Georgie Postlethwaite

 

Name: Georgie Postlethwaite
Age: 45
Nationality: British
Course: Diploma Interior Design 2012
Study Method: Blended Learning

What were you doing before KLC?

I worked as a Group Account Director in a PR agency that specialized in FMCG and healthcare clients.

Why did you decide to attend KLC?

I’d decided to take a career break after the birth of my three daughters. I had no qualms about leaving PR, but knew that I needed something cerebral to counteract the experiences I was getting as a stay-at-home mum. I’d always loved the creative part of my job, relished decorating or remodeling rooms in the houses I’d lived in and was fascinated with how colour could affect the atmosphere of a space. I did some research on interior design courses and educational establishments and then contacted KLC, filled out the forms, had the interview and to my immense delight, was accepted on to the September 2010 intake.

Can you identify some of the highlights of your time at KLC?

I thoroughly enjoyed David Keech’s lectures, I found him to be utterly engaging and his breadth of knowledge is superb. Ditto for the lecture on lighting from Light iQ. Handing in my final project was quite emotional. Especially when I looked back over the entirety of my work and could see how far I’d come over two short years.

"Handing in my final project was quite emotional. Especially when I looked back over the entirety of my work and could see how far I’d come over two short years." Georgie Postlethwaite

Where did you find inspiration for your course work?

For my very first project I selected the main character from American Psycho – Patrick Bateman. I’d read the novel years ago, but the character had intrigued me and I thought it would be fascinating to create a space for him. I had a lot of fun letting my imagination run riot. I believe there were a few raised eyebrows in the staff room when the project was handed in! I also found myself being drawn time and again to the natural world – shape, form, colour, texture, pattern many of my later projects incorporated aspects of these which I then tailored to fit the brief. When I was particularly mentally stuck on creating a concept board I’d take myself off to The V&A and just let ideas creep in via osmosis.

What challenges did you face during the course?

As a perfectionist, it was hard to marry the amount of time I spent on each project with the mountain of everyday tasks involved with family life. There were many late nights, early mornings and a few tears of frustration. I initially found technical drawing really tough – my parallel motion board, pencils and ink pens were not my friends. Learning to use Vectorworks took time and patience, the phrase – ‘old dog and new tricks’ springs to mind.

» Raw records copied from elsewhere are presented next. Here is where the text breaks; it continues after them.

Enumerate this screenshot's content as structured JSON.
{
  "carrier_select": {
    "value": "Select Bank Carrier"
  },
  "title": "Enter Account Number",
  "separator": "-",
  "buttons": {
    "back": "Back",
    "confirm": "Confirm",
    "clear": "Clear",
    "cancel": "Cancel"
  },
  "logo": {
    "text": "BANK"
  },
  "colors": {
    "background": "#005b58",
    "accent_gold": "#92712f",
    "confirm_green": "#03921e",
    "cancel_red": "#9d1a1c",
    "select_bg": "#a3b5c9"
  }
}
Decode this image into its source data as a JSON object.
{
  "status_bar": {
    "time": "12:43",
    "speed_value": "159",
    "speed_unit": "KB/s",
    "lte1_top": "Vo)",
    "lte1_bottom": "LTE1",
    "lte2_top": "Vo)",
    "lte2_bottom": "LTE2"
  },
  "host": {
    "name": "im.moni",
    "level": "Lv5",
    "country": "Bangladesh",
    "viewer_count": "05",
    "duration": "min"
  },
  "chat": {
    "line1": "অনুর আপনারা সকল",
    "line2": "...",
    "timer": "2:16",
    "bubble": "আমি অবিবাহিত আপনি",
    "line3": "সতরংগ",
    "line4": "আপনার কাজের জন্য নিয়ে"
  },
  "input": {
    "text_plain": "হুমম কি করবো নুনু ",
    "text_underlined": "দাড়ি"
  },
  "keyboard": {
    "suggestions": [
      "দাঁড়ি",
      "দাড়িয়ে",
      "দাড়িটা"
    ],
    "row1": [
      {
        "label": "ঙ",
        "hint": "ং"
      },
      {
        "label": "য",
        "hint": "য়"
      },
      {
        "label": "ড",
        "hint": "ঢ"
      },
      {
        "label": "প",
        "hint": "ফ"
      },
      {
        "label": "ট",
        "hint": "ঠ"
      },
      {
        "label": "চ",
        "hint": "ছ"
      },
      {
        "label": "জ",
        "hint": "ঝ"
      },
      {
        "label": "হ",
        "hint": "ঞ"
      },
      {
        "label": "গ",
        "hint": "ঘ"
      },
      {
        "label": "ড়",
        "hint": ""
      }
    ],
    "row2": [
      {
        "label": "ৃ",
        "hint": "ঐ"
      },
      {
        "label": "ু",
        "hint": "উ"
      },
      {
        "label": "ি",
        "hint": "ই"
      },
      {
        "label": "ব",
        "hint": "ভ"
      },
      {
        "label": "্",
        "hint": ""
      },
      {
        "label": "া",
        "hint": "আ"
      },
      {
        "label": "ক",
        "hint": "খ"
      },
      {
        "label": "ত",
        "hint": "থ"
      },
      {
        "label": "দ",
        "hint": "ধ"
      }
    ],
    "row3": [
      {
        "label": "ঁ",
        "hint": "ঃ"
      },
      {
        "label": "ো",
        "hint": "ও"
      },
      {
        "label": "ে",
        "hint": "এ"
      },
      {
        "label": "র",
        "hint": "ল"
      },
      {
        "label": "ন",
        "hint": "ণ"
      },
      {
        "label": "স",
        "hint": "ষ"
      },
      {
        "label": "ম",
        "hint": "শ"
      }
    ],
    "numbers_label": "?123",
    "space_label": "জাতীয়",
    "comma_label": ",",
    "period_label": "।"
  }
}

How has your career evolved since KLC?

In the early days the grey KLC binder never left my side. My first couple of projects were nerve wracking and I didn’t make any money. I also made a couple of stupendous mistakes; thankfully never to be repeated. I’m still learning new things every day; but my confidence, instincts, ability and business acumen have grown – the fear is now tempered with excitement.

What exciting projects are you working on currently?

I am currently working on completely re-modeling the ground floor of a double fronted Edwardian villa in Surbiton which includes a total re-design of the kitchen, plus formal sitting room, family room, laundry room and mud room. And I have just been appointed to carry out extensive modernization on a large family home in Ascot.

What are you career aspirations for the future?

Apart from the desire to grow my business, hone my skills and create beautiful, distinctive and welcoming interiors I’d ultimately love to work with one of my daughters. She shows a genuine aptitude for architectural design – a mother and daughter design duo to rival Candy & Candy! I’m also exploring the opportunity of working with another KLC grad on pan European projects, and should this be well received; moving further afield to the USA. Further down the road it would be extremely fulfilling to mentor new designers.

What advice would you give to an aspiring designer thinking of studying at KLC?

Soak up as much knowledge as possible whilst you’re there. The lecturers have an enormous amount of knowledge about the industry. Ask questions. Listen and mop up every last bit of advice. They provide a great safety net for apprentice designers. Really push your creative boundaries and flex your design skills to the maximum because the chances are you will never be able to do so in the real world.